- [What the task asks]:
Extract every entry word for word.

::::::::

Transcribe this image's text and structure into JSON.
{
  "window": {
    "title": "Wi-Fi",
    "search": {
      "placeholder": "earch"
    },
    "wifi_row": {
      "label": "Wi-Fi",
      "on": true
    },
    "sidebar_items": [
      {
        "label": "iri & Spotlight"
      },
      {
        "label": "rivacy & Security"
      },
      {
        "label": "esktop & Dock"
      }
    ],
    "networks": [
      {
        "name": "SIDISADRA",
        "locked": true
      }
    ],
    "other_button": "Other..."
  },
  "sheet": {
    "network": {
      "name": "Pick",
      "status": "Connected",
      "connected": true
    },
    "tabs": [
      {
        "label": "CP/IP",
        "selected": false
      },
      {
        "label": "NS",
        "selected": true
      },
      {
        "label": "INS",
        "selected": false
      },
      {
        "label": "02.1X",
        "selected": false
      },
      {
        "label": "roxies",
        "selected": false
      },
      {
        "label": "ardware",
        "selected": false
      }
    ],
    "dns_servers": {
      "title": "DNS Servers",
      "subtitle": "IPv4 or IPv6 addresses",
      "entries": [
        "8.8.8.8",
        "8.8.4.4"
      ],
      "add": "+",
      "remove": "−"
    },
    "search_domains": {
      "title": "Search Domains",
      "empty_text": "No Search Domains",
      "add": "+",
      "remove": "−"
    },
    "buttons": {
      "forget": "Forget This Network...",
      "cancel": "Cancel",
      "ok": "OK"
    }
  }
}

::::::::

- [Response]:
Transcribe this image's text and structure into JSON.
{
  "window": {
    "title": "Wi-Fi",
    "search": {
      "placeholder": "earch"
    },
    "wifi_row": {
      "label": "Wi-Fi",
      "on": true
    },
    "sidebar_items": [
      {
        "label": "iri & Spotlight"
      },
      {
        "label": "rivacy & Security"
      },
      {
        "label": "esktop & Dock"
      }
    ],
    "networks": [
      {
        "name": "SIDISADRA",
        "locked": true
      }
    ],
    "other_button": "Other..."
  },
  "sheet": {
    "network": {
      "name": "Pick",
      "status": "Connected",
      "connected": true
    },
    "tabs": [
      {
        "label": "CP/IP",
        "selected": false
      },
      {
        "label": "NS",
        "selected": true
      },
      {
        "label": "INS",
        "selected": false
      },
      {
        "label": "02.1X",
        "selected": false
      },
      {
        "label": "roxies",
        "selected": false
      },
      {
        "label": "ardware",
        "selected": false
      }
    ],
    "dns_servers": {
      "title": "DNS Servers",
      "subtitle": "IPv4 or IPv6 addresses",
      "entries": [
        "8.8.8.8",
        "8.8.4.4"
      ],
      "add": "+",
      "remove": "−"
    },
    "search_domains": {
      "title": "Search Domains",
      "empty_text": "No Search Domains",
      "add": "+",
      "remove": "−"
    },
    "buttons": {
      "forget": "Forget This Network...",
      "cancel": "Cancel",
      "ok": "OK"
    }
  }
}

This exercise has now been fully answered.